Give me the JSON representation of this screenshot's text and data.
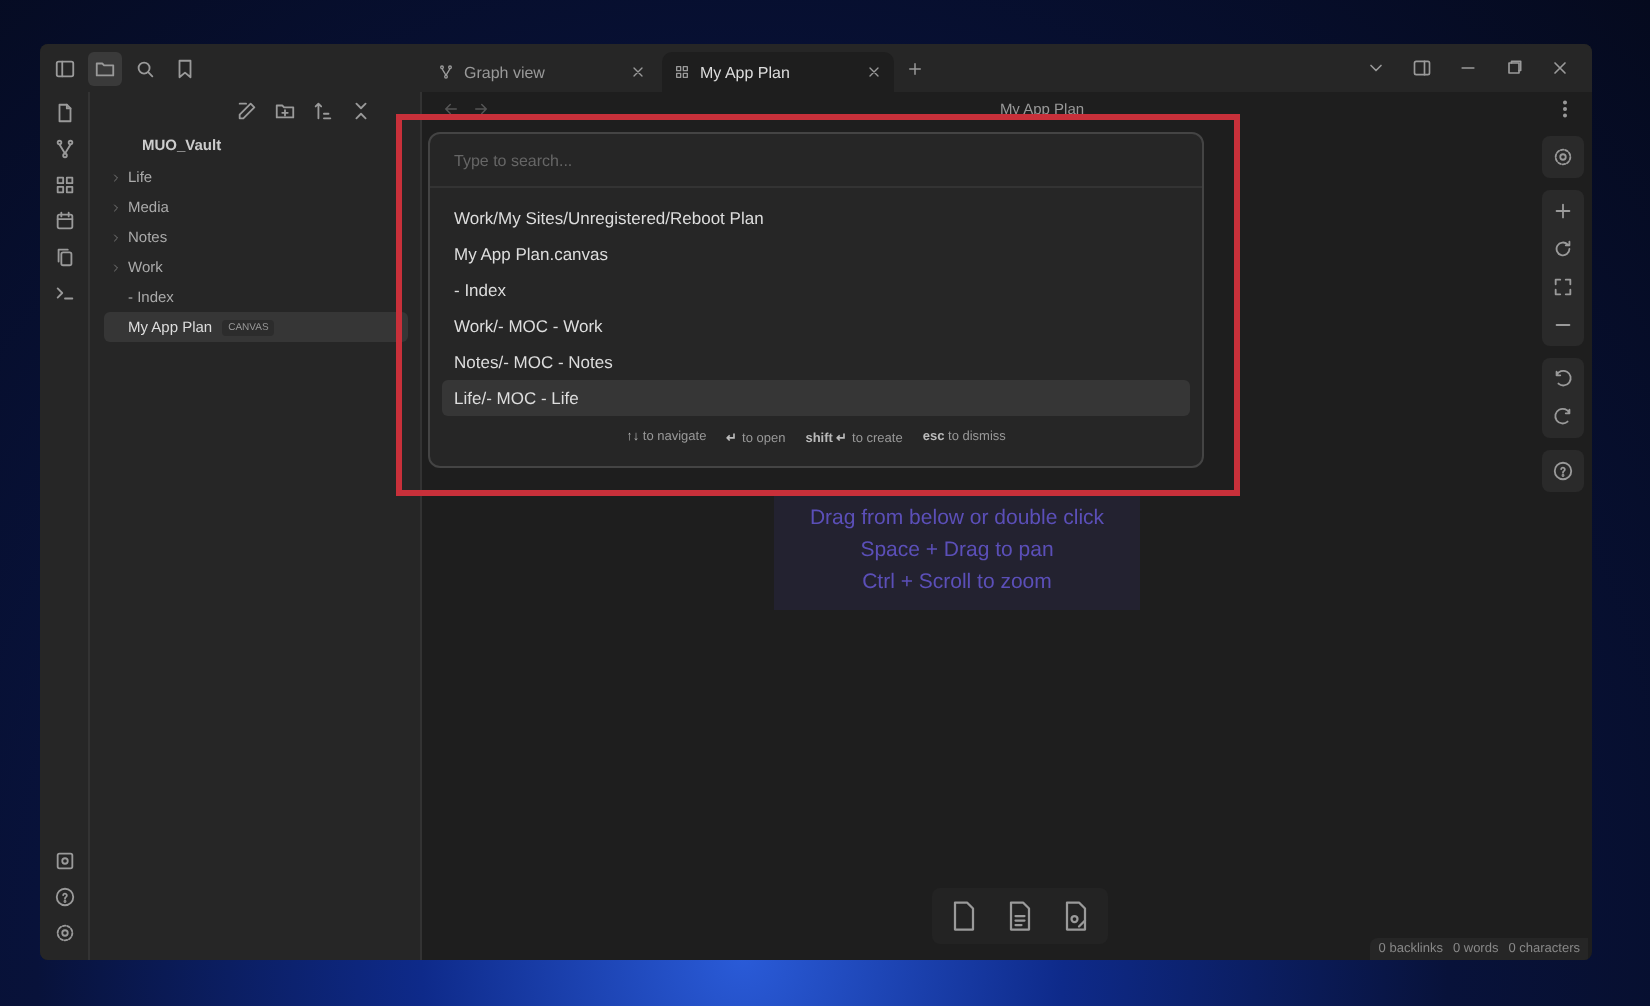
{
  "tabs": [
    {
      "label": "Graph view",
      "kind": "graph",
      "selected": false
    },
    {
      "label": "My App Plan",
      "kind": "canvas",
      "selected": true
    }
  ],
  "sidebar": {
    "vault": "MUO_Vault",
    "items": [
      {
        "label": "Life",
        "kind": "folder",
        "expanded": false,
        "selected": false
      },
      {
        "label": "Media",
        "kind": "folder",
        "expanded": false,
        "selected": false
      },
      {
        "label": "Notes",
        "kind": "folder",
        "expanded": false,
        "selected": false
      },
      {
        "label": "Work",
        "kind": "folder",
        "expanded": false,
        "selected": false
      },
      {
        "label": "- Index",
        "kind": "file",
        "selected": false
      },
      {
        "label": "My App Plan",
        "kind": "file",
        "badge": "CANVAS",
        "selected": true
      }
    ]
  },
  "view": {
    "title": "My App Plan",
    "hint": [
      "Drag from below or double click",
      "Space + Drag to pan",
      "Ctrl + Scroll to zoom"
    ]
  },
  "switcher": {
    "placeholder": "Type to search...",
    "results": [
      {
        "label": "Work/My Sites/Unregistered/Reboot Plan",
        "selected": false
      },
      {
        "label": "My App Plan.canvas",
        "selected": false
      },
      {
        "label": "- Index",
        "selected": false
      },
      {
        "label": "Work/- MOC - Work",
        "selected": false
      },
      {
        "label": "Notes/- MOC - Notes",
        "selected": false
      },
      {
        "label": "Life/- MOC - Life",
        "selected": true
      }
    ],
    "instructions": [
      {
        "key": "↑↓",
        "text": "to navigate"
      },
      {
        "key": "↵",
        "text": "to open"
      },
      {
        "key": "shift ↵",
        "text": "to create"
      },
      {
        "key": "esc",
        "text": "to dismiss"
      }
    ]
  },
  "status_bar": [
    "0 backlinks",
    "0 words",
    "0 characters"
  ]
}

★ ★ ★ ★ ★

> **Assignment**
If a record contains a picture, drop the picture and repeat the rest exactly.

> **Written answer**
Give me the JSON representation of this screenshot's text and data.
{
  "tabs": [
    {
      "label": "Graph view",
      "kind": "graph",
      "selected": false
    },
    {
      "label": "My App Plan",
      "kind": "canvas",
      "selected": true
    }
  ],
  "sidebar": {
    "vault": "MUO_Vault",
    "items": [
      {
        "label": "Life",
        "kind": "folder",
        "expanded": false,
        "selected": false
      },
      {
        "label": "Media",
        "kind": "folder",
        "expanded": false,
        "selected": false
      },
      {
        "label": "Notes",
        "kind": "folder",
        "expanded": false,
        "selected": false
      },
      {
        "label": "Work",
        "kind": "folder",
        "expanded": false,
        "selected": false
      },
      {
        "label": "- Index",
        "kind": "file",
        "selected": false
      },
      {
        "label": "My App Plan",
        "kind": "file",
        "badge": "CANVAS",
        "selected": true
      }
    ]
  },
  "view": {
    "title": "My App Plan",
    "hint": [
      "Drag from below or double click",
      "Space + Drag to pan",
      "Ctrl + Scroll to zoom"
    ]
  },
  "switcher": {
    "placeholder": "Type to search...",
    "results": [
      {
        "label": "Work/My Sites/Unregistered/Reboot Plan",
        "selected": false
      },
      {
        "label": "My App Plan.canvas",
        "selected": false
      },
      {
        "label": "- Index",
        "selected": false
      },
      {
        "label": "Work/- MOC - Work",
        "selected": false
      },
      {
        "label": "Notes/- MOC - Notes",
        "selected": false
      },
      {
        "label": "Life/- MOC - Life",
        "selected": true
      }
    ],
    "instructions": [
      {
        "key": "↑↓",
        "text": "to navigate"
      },
      {
        "key": "↵",
        "text": "to open"
      },
      {
        "key": "shift ↵",
        "text": "to create"
      },
      {
        "key": "esc",
        "text": "to dismiss"
      }
    ]
  },
  "status_bar": [
    "0 backlinks",
    "0 words",
    "0 characters"
  ]
}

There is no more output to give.